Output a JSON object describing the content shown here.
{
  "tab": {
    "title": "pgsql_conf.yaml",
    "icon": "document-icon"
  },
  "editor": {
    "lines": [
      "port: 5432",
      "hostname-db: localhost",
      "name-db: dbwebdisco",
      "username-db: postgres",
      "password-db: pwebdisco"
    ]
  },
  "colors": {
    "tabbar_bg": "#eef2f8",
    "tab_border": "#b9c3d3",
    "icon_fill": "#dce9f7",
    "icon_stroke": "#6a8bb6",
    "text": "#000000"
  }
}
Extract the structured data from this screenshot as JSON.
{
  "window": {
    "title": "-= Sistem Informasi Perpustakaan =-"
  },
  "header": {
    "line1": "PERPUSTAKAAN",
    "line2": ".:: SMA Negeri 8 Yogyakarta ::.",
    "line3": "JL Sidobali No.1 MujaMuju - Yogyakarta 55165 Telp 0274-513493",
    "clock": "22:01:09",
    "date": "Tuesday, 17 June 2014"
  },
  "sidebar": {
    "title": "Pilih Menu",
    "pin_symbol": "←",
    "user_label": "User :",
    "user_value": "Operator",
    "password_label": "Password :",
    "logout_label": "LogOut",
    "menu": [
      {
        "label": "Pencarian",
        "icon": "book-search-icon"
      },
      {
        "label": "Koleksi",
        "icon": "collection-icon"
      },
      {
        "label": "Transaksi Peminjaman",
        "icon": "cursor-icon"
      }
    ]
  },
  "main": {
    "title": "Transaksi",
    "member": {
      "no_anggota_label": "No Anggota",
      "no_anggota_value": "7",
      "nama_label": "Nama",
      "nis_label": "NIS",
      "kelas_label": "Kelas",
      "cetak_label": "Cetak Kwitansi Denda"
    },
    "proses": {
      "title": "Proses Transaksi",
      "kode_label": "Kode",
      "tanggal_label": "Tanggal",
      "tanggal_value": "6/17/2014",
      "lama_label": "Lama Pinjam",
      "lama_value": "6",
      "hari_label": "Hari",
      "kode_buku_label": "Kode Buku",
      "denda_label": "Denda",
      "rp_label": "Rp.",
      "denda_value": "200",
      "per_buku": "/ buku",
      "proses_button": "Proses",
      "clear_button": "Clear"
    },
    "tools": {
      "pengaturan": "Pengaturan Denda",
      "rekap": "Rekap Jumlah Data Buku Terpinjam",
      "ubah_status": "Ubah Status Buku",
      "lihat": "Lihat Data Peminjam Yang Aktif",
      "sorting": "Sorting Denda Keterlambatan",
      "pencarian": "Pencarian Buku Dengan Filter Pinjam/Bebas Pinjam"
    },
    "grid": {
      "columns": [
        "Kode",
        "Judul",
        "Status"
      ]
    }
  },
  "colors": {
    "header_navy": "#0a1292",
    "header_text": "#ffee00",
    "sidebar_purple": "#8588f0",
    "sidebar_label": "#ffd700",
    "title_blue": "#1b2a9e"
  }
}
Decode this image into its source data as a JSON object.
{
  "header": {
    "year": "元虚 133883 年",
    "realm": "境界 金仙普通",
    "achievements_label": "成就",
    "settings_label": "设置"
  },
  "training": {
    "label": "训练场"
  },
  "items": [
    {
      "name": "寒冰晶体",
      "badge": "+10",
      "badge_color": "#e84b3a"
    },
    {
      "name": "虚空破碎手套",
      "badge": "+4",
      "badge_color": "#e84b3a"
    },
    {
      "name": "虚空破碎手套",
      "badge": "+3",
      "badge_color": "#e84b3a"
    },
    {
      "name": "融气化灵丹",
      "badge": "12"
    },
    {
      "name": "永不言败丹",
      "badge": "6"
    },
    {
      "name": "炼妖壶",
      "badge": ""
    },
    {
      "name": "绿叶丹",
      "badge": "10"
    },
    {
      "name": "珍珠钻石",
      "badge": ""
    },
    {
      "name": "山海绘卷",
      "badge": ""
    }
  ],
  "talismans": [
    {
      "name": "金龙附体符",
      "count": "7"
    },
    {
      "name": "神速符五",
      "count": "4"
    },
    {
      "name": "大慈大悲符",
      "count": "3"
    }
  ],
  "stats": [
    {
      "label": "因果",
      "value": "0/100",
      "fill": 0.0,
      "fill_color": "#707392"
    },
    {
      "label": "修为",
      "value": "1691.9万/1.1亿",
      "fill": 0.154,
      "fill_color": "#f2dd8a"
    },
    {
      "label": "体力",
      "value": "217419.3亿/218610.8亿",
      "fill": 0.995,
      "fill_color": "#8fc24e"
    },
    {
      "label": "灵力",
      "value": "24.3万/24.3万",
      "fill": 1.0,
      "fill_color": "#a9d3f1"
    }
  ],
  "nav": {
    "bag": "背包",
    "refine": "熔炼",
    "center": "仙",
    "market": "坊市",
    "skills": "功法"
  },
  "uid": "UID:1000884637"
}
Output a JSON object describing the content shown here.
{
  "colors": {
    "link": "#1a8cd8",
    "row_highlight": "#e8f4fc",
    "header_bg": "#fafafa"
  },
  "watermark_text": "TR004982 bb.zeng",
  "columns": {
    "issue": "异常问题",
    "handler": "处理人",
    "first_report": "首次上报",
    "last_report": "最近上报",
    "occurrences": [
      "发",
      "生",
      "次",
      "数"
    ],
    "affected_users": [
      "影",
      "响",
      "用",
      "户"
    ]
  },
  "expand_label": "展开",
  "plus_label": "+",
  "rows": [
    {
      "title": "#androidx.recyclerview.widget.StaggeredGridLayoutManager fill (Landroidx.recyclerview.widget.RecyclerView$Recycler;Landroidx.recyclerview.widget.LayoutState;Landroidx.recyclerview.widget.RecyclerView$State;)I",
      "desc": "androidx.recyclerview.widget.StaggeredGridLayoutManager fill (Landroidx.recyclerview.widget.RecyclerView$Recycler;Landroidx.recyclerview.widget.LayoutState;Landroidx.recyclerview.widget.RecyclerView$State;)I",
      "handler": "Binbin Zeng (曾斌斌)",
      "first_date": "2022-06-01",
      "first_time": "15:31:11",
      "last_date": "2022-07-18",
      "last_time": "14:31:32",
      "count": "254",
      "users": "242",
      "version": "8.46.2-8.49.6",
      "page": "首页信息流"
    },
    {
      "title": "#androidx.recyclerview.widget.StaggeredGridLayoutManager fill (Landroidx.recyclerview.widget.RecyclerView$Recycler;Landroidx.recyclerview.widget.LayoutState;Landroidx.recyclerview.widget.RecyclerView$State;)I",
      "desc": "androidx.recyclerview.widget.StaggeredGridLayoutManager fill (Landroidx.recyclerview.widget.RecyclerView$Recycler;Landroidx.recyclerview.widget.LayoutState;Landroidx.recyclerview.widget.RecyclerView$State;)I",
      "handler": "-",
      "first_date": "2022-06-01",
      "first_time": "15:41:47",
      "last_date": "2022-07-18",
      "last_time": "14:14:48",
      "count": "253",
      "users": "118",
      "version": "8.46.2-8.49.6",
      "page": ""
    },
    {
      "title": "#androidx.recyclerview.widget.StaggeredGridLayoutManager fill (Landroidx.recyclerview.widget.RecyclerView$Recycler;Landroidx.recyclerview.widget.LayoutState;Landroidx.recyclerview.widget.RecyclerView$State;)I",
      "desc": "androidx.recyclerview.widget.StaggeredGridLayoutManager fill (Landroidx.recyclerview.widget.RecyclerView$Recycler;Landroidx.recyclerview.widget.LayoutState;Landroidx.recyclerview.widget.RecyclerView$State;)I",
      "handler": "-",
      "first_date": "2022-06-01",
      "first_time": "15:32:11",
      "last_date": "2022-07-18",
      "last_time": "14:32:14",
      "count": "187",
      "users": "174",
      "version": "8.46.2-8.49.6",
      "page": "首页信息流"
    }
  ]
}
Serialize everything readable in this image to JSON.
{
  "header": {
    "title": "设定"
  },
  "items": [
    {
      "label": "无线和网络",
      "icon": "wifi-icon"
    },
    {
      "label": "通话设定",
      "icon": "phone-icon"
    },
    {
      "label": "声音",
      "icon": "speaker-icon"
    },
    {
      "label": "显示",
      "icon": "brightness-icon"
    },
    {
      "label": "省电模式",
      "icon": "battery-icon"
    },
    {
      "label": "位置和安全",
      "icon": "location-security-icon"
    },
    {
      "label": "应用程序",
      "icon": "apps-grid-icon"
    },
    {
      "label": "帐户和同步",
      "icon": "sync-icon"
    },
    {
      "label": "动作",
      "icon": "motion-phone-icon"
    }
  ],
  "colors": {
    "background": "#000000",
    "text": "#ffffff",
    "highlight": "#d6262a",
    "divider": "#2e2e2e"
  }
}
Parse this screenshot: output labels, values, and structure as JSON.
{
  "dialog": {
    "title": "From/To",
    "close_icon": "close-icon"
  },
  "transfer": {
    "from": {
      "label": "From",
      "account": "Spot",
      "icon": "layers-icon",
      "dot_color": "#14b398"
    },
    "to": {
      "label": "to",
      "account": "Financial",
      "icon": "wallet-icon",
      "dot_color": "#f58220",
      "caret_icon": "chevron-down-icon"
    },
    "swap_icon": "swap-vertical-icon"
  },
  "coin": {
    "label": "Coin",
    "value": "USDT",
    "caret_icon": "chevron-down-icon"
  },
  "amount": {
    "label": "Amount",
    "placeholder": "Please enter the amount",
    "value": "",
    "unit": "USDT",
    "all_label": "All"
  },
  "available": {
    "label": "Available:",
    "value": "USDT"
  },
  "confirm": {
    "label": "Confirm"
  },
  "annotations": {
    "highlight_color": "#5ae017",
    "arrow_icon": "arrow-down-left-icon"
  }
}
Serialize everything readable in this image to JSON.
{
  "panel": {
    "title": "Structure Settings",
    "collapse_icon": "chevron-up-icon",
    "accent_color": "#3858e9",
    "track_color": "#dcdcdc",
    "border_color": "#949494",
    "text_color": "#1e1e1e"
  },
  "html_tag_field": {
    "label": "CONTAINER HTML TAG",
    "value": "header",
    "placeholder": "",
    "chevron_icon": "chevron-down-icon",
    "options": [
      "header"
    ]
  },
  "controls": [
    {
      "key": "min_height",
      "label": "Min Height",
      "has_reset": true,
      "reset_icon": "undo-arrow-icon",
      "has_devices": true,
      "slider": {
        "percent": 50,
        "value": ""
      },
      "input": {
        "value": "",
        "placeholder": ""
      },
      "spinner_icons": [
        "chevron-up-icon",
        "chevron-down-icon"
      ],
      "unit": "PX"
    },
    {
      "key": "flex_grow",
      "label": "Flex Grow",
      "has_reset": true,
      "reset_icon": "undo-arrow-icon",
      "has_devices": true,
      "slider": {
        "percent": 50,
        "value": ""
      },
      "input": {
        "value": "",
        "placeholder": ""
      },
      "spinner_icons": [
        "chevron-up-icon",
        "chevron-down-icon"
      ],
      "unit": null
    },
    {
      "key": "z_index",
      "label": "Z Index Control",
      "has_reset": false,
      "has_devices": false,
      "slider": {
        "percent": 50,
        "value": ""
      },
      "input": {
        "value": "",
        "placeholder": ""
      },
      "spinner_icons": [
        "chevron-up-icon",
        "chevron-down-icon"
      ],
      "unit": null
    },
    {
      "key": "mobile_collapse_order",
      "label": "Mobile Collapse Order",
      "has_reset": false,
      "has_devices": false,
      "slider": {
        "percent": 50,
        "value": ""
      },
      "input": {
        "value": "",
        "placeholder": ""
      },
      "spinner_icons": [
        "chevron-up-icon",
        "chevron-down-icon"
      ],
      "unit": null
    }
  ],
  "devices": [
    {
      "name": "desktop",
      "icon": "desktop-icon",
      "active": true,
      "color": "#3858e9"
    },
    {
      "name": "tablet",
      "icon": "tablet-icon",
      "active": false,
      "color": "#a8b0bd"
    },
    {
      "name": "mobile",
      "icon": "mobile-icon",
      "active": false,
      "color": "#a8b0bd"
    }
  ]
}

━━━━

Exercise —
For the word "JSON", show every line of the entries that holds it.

Exercise output —
Output a JSON object describing the content shown here.
Extract the structured data from this screenshot as JSON.
Decode this image into its source data as a JSON object.
Output a JSON object describing the content shown here.
Serialize everything readable in this image to JSON.
Parse this screenshot: output labels, values, and structure as JSON.
Serialize everything readable in this image to JSON.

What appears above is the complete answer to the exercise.